The early car's looks haven't dated very well, the rather clumsy detailing having been deleted for the models with fixed headlamps. These still look striking, but bear in mind that the super coupe bar has been raised since 1991, and the Mitsubishi hasn't changed considerably under its skin.
What to Look For
In short everything. Although the 3000GT is built to Mitsubishi's usual high standards, with this many complex systems on board the law of probability dictates that something costly will go wrong. Whilst this may sound like Luddite scaremongering, it's best to take an expert when you check out a 3000GT. You'll need to ensure the car hasn't been accident damaged, that it's HPI clear, that it's a proper UK car and if not has the necessary paperwork. Cars that are too cheap to be true are priced that way for a reason. Be suspicious. The big Mitsubishi is available in reasonable numbers so you can afford to be picky.
(Estimated prices, based on a 1998 3000GT) Remember the look on Frank Bruno's face the second time he climbed into the ring with Mike Tyson? He foresaw the almighty leathering he was about to receive and that's how a 3000GT owner's wallet feels when something gives up the ghost.

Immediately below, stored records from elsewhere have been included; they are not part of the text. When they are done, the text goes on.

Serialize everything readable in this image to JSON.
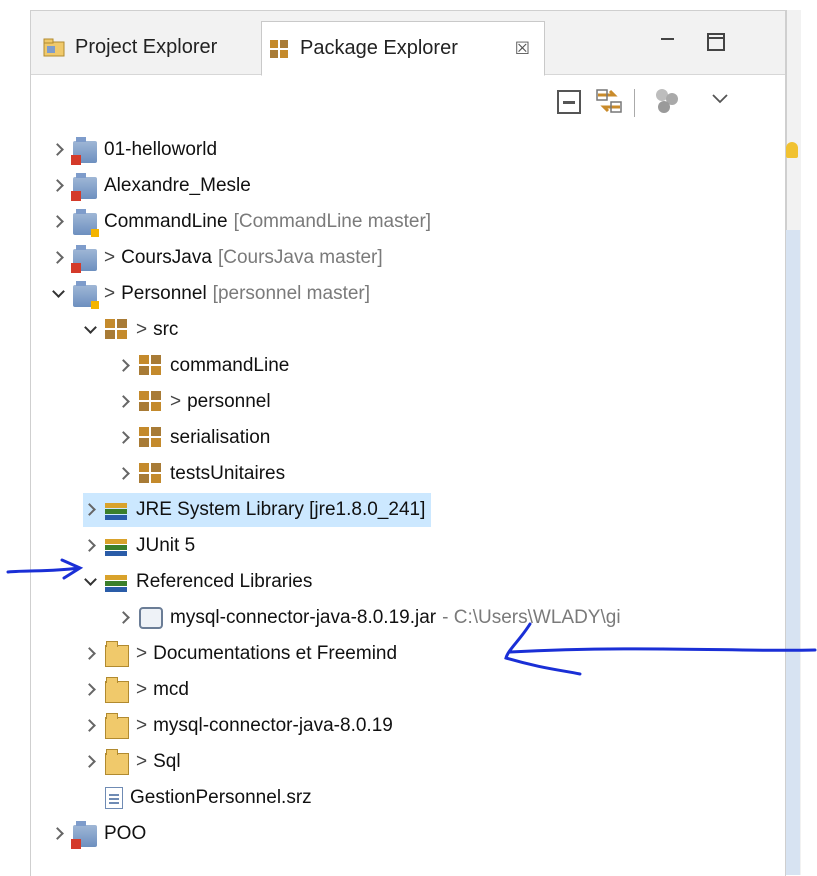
{
  "tabs": {
    "project_explorer": "Project Explorer",
    "package_explorer": "Package Explorer",
    "close_glyph": "☒"
  },
  "tree": {
    "rows": [
      {
        "label": "01-helloworld",
        "prefix": "",
        "decor": ""
      },
      {
        "label": "Alexandre_Mesle",
        "prefix": "",
        "decor": ""
      },
      {
        "label": "CommandLine",
        "prefix": "",
        "decor": "[CommandLine master]"
      },
      {
        "label": "CoursJava",
        "prefix": ">",
        "decor": "[CoursJava master]"
      },
      {
        "label": "Personnel",
        "prefix": ">",
        "decor": "[personnel master]"
      },
      {
        "label": "src",
        "prefix": ">",
        "decor": ""
      },
      {
        "label": "commandLine",
        "prefix": "",
        "decor": ""
      },
      {
        "label": "personnel",
        "prefix": ">",
        "decor": ""
      },
      {
        "label": "serialisation",
        "prefix": "",
        "decor": ""
      },
      {
        "label": "testsUnitaires",
        "prefix": "",
        "decor": ""
      },
      {
        "label": "JRE System Library [jre1.8.0_241]",
        "prefix": "",
        "decor": ""
      },
      {
        "label": "JUnit 5",
        "prefix": "",
        "decor": ""
      },
      {
        "label": "Referenced Libraries",
        "prefix": "",
        "decor": ""
      },
      {
        "label": "mysql-connector-java-8.0.19.jar",
        "prefix": "",
        "decor": "- C:\\Users\\WLADY\\gi"
      },
      {
        "label": "Documentations  et Freemind",
        "prefix": ">",
        "decor": ""
      },
      {
        "label": "mcd",
        "prefix": ">",
        "decor": ""
      },
      {
        "label": "mysql-connector-java-8.0.19",
        "prefix": ">",
        "decor": ""
      },
      {
        "label": "Sql",
        "prefix": ">",
        "decor": ""
      },
      {
        "label": "GestionPersonnel.srz",
        "prefix": "",
        "decor": ""
      },
      {
        "label": "POO",
        "prefix": "",
        "decor": ""
      }
    ]
  },
  "colors": {
    "selection": "#cce8ff",
    "annotation_ink": "#1a2fd6"
  }
}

Light swelling will result from front brake pads at around £67, rears at £50 a pair and a new clutch assembly at £160. A new starter motor at around £330 and a radiator at £415 will definitely warrant a standing count, while a sickeningly woozy sensation is brought on by bills of over £700 for an exhaust and over £500 for an alternator. The final KO is dealt by a £700 bill for a replacement headlamp. That's got to hurt.

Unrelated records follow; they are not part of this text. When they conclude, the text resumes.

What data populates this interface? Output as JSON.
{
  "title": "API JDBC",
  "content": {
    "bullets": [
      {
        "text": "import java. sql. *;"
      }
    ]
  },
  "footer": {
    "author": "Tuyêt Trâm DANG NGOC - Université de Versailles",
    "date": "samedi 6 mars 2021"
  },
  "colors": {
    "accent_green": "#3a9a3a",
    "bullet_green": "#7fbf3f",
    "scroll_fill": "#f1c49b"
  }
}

On the Road
Put the Mitsubishi 3000GT into a fast bend and you can feel the sheer weight of all that technology gluing you to the road. The four-wheel drive system guarantees traction off the line, although don't expect it to give great traction in muddy or snowy conditions due to the enormous tyre footprint. Four-wheel steer makes long sweepers seem effortless and the car's stability is genuinely good. The ride is firm, but the electronically-controlled damping means it never becomes harsh or crashy. Active aerodynamics are part of the display too, with spoilers that advance and retract according to the car's speed in order to create a 'venturi' effect. This creates a low-pressure zone under the car, effectively sucking it to the road.
On the road, first feelings are good; the 24-valve V6 revs with a deep-seated howl. It goes too. Sixty takes 5.6 seconds on the way to a top speed of some 155mph. And because the power is achieved courtesy of a twin turbo arrangement, there's no turbo lag worth mentioning. On those twisty B roads, the big Mitsubishi feels accomplished enough, without making the mistake of trying to handle and ride as roughly as a hot hatch. If your object is simply to get round the bends with the minimum fuss and the maximum speed and security, then the 3000 GT is a good bet. It isn't just about grip either. The steering is well weighted and position, the power response instant and the turn-in razor-sharp, enabling you to deploy all two hundred and eighty one horses without drama.
Despite the many attributes of the Mitsubishi 3000GT, the plain fact is that judged as a sports car there are many better alternatives available for less money. If you are sold on the technological prowess or love the way it looks, then if you're careful about buying and can afford to run one, the big Mitsubishi represents a capable, if dated, GT car. As an intercontinental ballistic missile, the 3000GT has few peers; just be prepared to travel light.
Mitsubishi 3000GT (1992 - 1999) review by ANDY ENRIGHT